As Bill Bishop suggested in the Sinocism Newsletter a couple of weeks back, the region at this point appears unable to impose costs on Beijing for the kind of escalatory conduct exemplified by its unilateral placement of the oil drilling rig HYSY-981 in disputed waters this month. This is definitely worth thinking long and hard about.
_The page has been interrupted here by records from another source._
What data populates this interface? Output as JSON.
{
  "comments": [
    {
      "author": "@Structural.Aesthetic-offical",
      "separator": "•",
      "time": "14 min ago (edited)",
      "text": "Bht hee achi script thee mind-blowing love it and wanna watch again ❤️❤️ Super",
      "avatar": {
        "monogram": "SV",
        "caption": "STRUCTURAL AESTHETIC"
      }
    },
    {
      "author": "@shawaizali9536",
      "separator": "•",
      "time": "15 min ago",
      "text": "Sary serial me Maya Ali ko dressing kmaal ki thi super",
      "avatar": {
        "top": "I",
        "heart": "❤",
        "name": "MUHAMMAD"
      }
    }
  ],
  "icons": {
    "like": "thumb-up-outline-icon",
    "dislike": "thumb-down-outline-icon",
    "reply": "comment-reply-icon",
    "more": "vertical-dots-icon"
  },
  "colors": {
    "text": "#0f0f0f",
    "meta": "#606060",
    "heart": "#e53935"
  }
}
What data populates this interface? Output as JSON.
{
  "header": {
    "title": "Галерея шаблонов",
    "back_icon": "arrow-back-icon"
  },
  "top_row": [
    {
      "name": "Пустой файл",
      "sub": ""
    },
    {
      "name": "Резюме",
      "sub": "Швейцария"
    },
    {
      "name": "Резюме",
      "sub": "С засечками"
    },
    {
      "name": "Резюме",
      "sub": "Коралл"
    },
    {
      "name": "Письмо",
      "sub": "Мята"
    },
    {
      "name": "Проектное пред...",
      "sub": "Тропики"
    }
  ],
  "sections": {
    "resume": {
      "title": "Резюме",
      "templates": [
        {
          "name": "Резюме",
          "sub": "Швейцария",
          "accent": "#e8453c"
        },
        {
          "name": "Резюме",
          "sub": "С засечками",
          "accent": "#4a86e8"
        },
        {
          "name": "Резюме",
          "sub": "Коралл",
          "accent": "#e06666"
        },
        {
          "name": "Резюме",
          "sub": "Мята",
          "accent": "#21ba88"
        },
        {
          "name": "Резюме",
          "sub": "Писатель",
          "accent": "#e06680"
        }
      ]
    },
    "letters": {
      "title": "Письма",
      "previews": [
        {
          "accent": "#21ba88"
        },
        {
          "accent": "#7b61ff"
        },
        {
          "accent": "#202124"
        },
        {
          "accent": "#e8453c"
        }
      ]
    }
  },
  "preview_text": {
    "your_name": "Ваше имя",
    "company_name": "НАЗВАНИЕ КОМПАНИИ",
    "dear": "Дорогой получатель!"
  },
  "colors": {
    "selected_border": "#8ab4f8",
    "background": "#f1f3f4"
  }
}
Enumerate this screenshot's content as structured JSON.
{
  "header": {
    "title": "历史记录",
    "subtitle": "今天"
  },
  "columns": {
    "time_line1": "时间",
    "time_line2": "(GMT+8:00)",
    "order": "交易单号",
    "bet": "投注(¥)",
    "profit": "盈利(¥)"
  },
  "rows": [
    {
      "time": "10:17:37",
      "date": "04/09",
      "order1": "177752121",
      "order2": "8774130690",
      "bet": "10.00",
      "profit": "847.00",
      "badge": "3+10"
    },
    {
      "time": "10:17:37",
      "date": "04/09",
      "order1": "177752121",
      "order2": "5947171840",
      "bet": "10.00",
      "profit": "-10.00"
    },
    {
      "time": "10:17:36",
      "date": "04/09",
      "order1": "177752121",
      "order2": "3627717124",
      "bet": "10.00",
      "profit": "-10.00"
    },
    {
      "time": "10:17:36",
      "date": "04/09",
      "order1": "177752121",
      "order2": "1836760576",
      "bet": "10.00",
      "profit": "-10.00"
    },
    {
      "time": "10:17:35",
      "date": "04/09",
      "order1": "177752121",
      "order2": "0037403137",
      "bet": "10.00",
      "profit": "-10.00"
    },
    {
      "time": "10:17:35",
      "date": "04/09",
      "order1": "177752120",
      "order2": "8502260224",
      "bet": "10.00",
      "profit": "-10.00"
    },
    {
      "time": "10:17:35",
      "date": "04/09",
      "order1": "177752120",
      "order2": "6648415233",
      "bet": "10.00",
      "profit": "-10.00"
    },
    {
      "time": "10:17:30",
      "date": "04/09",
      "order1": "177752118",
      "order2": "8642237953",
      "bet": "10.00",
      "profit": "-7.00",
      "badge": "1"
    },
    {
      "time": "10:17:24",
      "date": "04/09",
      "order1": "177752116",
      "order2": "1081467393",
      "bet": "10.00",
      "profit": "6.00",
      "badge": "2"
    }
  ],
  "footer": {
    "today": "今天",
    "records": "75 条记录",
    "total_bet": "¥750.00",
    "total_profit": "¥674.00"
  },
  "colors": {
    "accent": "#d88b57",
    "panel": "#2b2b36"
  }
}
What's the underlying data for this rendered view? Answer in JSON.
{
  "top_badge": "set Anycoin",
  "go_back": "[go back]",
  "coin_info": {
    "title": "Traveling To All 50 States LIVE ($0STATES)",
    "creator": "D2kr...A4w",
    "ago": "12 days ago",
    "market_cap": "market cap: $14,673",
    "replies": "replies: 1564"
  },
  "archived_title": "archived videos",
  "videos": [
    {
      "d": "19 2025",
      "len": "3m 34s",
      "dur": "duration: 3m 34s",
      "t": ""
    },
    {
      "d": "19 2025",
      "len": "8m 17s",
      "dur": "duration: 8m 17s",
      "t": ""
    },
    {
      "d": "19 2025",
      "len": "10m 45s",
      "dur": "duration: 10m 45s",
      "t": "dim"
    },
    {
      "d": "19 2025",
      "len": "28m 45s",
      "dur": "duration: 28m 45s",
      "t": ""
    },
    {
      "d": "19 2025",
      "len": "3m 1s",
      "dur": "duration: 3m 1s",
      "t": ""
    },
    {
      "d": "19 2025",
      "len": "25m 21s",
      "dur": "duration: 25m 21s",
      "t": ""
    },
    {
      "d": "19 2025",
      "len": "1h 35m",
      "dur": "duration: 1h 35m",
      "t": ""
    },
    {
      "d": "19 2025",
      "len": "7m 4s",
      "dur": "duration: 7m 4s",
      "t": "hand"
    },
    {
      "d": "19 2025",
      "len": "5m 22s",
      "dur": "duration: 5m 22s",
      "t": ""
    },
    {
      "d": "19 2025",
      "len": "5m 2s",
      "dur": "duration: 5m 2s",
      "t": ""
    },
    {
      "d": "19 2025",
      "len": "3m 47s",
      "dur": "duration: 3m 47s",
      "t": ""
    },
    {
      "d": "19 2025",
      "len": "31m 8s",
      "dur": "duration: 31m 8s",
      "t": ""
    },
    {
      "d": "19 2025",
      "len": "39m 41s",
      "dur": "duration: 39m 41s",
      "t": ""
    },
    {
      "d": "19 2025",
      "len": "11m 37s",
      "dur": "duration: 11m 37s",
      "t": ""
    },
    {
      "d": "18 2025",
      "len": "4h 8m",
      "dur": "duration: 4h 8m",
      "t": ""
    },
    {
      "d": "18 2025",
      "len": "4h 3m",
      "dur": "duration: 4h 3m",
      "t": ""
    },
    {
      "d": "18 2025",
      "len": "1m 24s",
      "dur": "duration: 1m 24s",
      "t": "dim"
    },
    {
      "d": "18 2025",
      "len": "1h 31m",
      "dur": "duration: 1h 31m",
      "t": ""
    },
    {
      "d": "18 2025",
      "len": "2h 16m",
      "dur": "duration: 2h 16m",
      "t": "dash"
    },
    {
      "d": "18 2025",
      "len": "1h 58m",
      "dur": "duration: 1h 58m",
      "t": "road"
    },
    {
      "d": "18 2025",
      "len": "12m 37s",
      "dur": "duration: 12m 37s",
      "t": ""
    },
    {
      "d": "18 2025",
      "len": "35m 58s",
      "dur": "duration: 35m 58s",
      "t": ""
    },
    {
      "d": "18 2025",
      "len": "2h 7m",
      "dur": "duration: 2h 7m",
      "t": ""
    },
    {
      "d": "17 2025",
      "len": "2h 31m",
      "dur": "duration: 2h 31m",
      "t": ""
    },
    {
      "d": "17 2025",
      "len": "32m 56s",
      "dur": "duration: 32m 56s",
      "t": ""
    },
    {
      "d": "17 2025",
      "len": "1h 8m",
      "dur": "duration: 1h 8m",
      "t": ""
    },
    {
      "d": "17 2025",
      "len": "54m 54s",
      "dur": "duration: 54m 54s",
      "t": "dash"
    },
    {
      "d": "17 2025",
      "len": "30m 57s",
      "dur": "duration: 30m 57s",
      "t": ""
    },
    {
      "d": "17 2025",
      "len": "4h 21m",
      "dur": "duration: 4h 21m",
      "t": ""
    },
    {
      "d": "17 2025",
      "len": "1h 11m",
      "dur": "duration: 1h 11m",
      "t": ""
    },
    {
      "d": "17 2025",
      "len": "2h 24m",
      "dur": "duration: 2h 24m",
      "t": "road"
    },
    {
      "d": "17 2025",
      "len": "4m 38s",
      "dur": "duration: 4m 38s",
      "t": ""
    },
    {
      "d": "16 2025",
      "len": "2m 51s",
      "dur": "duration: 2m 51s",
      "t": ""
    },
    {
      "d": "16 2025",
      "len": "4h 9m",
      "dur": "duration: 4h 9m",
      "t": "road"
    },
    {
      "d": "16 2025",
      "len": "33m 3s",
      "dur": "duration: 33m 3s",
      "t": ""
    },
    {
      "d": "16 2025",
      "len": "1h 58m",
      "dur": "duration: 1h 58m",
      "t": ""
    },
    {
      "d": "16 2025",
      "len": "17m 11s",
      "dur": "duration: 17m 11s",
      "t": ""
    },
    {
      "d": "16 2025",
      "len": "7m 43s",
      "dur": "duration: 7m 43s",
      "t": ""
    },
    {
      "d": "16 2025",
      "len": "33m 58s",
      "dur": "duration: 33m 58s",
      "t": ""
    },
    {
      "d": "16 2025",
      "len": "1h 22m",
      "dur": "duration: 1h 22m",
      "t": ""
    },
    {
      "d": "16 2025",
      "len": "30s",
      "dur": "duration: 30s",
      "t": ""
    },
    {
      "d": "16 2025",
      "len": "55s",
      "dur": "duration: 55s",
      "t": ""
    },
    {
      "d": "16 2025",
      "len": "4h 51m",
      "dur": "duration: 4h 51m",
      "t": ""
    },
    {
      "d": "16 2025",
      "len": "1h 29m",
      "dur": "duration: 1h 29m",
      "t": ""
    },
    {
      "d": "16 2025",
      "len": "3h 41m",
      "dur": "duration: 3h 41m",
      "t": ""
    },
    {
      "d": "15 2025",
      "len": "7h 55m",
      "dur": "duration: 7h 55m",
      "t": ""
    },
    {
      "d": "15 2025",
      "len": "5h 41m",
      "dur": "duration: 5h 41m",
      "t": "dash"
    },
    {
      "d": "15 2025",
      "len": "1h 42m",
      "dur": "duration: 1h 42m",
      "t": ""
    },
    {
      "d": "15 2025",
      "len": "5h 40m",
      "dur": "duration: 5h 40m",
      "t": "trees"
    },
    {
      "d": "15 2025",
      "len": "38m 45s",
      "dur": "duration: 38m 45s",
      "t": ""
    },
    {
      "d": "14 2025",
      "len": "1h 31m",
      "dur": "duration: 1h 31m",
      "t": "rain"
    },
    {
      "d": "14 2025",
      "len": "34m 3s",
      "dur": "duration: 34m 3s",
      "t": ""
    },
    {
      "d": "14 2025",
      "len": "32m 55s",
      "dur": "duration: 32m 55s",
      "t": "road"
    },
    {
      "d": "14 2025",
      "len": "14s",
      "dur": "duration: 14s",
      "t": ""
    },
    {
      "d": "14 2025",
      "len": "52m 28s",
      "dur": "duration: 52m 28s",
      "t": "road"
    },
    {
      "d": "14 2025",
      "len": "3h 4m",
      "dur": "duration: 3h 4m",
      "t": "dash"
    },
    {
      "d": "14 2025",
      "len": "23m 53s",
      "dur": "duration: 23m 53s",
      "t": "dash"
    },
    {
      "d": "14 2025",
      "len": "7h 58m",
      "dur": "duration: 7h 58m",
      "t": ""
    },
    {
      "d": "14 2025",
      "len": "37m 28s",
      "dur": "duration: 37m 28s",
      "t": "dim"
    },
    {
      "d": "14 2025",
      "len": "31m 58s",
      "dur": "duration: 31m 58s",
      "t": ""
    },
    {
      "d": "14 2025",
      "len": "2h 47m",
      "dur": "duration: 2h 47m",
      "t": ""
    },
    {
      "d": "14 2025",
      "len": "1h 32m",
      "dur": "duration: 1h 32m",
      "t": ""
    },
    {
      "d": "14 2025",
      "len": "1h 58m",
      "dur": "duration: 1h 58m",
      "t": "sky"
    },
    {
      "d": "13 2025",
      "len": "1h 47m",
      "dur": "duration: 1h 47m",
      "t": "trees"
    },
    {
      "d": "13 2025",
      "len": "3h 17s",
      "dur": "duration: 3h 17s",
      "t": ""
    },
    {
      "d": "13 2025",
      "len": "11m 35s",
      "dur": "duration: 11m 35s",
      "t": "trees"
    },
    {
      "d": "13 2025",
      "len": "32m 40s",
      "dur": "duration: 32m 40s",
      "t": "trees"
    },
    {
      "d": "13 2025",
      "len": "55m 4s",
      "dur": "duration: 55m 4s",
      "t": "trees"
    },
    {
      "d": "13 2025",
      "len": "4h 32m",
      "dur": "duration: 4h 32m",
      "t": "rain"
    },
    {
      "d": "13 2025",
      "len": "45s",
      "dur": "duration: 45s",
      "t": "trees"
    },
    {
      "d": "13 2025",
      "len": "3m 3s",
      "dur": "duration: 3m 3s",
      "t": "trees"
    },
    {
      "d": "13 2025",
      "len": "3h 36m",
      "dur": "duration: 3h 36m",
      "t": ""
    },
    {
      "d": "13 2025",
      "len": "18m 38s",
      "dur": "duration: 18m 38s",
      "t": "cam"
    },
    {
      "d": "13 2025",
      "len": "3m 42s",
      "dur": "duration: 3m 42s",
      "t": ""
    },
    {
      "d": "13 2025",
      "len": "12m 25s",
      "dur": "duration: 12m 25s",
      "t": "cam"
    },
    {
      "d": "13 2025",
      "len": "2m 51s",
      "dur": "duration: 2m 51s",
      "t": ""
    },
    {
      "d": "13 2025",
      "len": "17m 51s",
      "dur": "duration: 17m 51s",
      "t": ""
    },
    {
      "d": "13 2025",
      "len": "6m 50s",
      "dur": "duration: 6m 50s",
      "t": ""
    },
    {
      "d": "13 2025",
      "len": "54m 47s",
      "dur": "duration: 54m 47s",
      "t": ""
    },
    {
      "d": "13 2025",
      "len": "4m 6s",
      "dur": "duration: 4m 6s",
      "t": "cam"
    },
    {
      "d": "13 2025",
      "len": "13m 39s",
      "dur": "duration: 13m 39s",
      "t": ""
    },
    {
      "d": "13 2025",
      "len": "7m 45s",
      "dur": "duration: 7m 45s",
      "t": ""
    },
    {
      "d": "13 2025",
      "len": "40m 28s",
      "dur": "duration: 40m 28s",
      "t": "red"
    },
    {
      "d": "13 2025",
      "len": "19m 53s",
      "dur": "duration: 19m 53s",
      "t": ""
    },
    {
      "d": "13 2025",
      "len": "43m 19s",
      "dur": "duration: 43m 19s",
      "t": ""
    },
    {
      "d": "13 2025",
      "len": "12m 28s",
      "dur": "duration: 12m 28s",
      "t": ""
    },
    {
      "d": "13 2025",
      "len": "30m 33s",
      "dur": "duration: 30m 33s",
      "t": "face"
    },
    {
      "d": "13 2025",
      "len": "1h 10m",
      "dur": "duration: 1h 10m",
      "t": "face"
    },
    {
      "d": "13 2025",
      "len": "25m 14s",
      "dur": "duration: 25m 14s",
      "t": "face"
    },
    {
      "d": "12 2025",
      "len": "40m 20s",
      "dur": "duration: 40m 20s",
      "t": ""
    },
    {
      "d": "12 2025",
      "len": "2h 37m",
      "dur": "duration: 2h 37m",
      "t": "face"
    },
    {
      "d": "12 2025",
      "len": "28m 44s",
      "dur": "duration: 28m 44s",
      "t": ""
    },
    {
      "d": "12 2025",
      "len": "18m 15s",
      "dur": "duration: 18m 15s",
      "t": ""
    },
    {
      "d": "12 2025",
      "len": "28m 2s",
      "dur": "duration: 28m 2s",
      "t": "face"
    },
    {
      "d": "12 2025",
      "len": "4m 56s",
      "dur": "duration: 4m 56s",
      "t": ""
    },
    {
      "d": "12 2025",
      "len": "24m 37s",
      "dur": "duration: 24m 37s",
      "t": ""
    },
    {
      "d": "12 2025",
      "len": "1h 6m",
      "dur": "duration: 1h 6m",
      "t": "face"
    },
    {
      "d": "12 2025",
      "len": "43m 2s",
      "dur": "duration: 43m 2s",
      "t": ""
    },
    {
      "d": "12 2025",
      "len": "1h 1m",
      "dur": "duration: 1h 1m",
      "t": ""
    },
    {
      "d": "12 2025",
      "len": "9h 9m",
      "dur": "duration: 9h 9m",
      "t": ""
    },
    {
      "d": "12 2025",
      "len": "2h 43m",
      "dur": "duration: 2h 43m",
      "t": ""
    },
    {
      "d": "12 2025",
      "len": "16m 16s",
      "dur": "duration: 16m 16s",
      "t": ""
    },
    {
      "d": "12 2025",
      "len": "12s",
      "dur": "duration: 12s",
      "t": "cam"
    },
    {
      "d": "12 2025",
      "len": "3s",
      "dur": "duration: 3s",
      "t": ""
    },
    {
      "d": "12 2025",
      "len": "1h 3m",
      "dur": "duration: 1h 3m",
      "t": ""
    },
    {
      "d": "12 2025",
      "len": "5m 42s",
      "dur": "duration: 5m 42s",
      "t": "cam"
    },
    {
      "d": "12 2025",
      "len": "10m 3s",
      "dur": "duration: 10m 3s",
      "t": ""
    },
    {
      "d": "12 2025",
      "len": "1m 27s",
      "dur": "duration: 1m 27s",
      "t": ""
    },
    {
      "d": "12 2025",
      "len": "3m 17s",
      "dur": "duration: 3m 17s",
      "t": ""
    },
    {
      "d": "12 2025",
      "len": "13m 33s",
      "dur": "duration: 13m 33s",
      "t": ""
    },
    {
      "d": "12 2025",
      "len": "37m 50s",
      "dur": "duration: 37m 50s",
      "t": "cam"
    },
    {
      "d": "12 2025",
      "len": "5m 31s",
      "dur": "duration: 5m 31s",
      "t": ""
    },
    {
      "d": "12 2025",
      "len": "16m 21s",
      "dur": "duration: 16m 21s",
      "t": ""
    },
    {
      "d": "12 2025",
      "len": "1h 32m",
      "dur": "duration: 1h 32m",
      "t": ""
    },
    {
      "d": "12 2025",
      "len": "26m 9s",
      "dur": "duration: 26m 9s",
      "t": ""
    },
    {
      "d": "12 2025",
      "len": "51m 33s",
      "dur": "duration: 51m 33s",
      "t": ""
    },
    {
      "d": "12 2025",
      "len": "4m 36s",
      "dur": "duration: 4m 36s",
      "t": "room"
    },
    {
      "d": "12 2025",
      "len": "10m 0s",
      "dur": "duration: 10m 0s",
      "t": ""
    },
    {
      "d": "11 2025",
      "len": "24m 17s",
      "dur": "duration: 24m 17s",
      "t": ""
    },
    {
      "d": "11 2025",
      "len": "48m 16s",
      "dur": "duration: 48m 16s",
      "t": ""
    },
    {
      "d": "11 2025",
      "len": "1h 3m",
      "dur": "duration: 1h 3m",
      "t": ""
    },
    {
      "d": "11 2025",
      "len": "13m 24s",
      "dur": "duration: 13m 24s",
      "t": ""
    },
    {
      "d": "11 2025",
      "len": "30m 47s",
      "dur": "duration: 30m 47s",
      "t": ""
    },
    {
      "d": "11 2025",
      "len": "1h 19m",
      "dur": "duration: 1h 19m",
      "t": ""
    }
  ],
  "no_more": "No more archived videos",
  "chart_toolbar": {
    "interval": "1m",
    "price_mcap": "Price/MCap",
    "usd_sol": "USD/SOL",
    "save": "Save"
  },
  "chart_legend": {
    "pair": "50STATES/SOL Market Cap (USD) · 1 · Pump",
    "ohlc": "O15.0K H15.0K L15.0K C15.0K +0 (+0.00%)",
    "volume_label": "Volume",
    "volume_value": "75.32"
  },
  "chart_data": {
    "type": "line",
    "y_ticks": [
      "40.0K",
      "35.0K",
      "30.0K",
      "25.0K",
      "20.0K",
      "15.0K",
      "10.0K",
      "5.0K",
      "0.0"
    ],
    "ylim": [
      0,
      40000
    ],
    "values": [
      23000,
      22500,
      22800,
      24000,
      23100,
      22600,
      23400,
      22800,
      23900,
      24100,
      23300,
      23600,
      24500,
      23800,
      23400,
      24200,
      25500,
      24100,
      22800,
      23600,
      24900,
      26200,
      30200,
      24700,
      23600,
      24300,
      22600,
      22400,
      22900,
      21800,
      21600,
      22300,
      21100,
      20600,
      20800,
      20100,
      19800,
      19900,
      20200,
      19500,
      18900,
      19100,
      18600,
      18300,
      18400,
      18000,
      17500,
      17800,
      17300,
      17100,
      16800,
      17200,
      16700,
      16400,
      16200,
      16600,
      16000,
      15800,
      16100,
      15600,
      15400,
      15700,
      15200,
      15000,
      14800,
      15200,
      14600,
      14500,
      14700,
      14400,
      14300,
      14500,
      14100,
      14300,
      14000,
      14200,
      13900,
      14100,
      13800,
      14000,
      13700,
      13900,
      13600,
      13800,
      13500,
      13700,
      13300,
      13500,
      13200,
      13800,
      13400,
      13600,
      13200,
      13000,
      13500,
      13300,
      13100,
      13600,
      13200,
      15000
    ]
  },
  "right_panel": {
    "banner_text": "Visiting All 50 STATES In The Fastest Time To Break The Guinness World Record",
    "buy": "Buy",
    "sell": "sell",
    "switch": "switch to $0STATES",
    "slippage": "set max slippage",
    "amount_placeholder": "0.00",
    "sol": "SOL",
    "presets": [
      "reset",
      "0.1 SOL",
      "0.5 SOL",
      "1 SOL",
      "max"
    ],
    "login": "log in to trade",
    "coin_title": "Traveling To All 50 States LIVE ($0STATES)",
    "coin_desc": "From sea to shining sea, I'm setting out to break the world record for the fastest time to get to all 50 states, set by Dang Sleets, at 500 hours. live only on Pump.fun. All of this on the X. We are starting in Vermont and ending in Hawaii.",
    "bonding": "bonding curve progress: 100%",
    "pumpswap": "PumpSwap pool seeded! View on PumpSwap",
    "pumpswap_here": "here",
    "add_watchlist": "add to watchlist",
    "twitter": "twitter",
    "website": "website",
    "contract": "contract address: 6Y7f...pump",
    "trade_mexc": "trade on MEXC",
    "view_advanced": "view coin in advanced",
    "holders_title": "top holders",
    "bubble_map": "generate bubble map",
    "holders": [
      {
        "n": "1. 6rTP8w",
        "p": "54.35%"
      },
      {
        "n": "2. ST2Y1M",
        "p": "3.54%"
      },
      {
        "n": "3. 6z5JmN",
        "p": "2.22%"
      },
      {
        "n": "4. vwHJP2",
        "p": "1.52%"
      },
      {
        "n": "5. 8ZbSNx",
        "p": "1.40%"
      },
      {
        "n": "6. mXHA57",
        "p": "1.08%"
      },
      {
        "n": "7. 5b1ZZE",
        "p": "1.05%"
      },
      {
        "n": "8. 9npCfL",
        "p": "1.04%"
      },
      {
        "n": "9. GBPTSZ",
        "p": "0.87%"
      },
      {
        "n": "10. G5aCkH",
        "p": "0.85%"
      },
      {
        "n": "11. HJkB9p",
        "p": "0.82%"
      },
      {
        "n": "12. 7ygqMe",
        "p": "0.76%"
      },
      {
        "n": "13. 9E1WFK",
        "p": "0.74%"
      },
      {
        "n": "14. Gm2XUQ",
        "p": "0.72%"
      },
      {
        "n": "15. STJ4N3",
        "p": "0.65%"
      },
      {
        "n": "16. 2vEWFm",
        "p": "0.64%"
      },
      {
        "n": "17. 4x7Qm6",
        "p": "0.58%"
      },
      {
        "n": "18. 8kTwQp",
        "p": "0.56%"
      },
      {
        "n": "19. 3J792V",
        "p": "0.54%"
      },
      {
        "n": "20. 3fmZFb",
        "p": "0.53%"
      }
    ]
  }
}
We also need to consider the incentives that the international situation may be creating for this kind of assertiveness, and work to reduce these.
The following article’s bold proclamation about “what is needed” isn’t meant literally; although that wording suggests otherwise, i really am not claiming to know what is needed or tell the real experts that they don’t. It’s just a suggestion, a case to be made, which is based on:
- My reading of how China sees these issues and its strategic interests (relatively sensitive to the possibility of ASEANization of the issue, relatively insensitive to US grandstanding);
- What hasn’t worked to deter Beijing from assertive behaviour thus far (the US leading the criticism of China’s provocative actions and strengthening ties with China’s rival claimants); and
- Discussions with some friends and experts, whose feedback was vital to refining the idea (i’d name them but i’m not sure they wouldn’t prefer to remain nameless).
EAF allowed me a generous 1200-odd words, and i ought to thank the editors for their excellent job of compressing it. Nonetheless, a few other clarifications had to be left out for space reasons, so i’m adding them after the end of this post, mainly for my own benefit i imagine.
Anyway, here’s my crackpot idea, which which i put out there to be critiqued, so please don’t hold back . . .